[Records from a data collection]
==========
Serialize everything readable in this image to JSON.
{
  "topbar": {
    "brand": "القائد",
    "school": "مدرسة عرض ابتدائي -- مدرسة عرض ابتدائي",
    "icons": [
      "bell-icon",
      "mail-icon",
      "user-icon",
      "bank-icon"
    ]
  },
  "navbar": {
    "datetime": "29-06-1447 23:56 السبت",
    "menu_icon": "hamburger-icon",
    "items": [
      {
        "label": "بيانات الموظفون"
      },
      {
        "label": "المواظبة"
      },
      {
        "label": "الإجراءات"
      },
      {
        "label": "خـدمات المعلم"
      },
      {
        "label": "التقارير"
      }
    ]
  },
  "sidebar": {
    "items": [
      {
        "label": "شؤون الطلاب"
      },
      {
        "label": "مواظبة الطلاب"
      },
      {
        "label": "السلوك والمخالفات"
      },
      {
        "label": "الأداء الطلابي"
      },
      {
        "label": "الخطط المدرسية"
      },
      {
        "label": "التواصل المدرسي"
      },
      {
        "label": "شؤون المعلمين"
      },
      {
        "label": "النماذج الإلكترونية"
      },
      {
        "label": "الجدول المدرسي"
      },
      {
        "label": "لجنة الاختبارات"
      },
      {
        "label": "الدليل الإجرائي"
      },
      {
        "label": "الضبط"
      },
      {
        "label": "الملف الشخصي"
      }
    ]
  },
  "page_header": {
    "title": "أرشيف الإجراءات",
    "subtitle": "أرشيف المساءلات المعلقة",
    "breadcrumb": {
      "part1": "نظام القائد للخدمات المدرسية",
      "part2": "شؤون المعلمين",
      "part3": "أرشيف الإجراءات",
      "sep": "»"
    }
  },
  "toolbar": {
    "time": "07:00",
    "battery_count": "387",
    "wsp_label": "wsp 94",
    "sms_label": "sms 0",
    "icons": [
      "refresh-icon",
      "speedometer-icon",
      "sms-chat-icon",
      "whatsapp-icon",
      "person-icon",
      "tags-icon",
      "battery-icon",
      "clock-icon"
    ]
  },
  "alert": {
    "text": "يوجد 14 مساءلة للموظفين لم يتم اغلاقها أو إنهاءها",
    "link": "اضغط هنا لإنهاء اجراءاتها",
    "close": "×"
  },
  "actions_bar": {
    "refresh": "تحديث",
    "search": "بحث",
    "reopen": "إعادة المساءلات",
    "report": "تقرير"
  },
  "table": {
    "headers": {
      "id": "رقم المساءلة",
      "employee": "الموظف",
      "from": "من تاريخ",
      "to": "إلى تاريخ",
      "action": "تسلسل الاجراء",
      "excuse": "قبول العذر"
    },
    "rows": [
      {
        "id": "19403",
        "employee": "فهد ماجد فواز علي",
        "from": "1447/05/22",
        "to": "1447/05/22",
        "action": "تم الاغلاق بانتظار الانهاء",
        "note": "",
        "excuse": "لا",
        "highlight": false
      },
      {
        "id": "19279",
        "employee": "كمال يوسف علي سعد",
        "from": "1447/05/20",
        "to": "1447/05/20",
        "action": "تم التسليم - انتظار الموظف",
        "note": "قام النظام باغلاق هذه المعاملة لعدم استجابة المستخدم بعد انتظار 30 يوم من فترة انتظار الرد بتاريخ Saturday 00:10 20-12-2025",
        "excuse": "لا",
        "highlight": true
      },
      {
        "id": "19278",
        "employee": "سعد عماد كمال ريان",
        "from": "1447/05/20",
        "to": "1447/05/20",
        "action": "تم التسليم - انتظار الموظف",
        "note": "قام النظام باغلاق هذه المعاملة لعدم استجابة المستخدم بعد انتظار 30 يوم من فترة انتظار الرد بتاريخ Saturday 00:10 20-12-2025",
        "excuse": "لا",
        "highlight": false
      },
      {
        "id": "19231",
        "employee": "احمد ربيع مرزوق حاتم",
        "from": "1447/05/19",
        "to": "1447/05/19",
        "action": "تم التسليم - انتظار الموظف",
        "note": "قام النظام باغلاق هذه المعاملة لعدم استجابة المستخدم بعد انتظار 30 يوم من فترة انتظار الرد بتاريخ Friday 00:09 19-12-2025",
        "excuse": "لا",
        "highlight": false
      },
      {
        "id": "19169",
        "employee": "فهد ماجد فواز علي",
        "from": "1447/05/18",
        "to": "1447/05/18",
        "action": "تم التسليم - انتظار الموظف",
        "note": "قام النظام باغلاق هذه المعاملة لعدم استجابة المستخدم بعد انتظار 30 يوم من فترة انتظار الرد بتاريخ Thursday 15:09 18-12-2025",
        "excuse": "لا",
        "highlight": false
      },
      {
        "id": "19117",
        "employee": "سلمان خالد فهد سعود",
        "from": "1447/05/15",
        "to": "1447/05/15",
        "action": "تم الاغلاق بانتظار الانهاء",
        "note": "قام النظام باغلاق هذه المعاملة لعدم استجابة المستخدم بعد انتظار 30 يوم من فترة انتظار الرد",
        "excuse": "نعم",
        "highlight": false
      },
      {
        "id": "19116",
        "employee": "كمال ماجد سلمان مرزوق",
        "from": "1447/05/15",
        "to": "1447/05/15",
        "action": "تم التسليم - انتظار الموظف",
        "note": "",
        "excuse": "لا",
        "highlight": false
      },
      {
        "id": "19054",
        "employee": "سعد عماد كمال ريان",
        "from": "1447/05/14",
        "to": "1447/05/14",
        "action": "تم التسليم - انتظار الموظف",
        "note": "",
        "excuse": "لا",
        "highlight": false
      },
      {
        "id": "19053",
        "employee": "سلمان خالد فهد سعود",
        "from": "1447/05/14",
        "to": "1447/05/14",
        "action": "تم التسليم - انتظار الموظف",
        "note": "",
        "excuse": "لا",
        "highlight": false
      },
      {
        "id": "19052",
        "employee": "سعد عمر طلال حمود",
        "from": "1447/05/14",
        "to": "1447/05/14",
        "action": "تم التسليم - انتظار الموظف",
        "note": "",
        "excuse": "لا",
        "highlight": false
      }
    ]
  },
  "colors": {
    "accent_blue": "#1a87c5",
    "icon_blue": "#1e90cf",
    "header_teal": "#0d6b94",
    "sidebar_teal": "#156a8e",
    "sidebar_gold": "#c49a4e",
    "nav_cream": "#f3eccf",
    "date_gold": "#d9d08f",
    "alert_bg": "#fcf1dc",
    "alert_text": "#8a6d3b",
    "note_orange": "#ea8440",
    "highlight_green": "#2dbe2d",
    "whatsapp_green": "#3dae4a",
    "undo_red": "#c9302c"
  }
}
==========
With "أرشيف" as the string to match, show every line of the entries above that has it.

Exercise output:
    "title": "أرشيف الإجراءات",
    "subtitle": "أرشيف المساءلات المعلقة",
      "part3": "أرشيف الإجراءات",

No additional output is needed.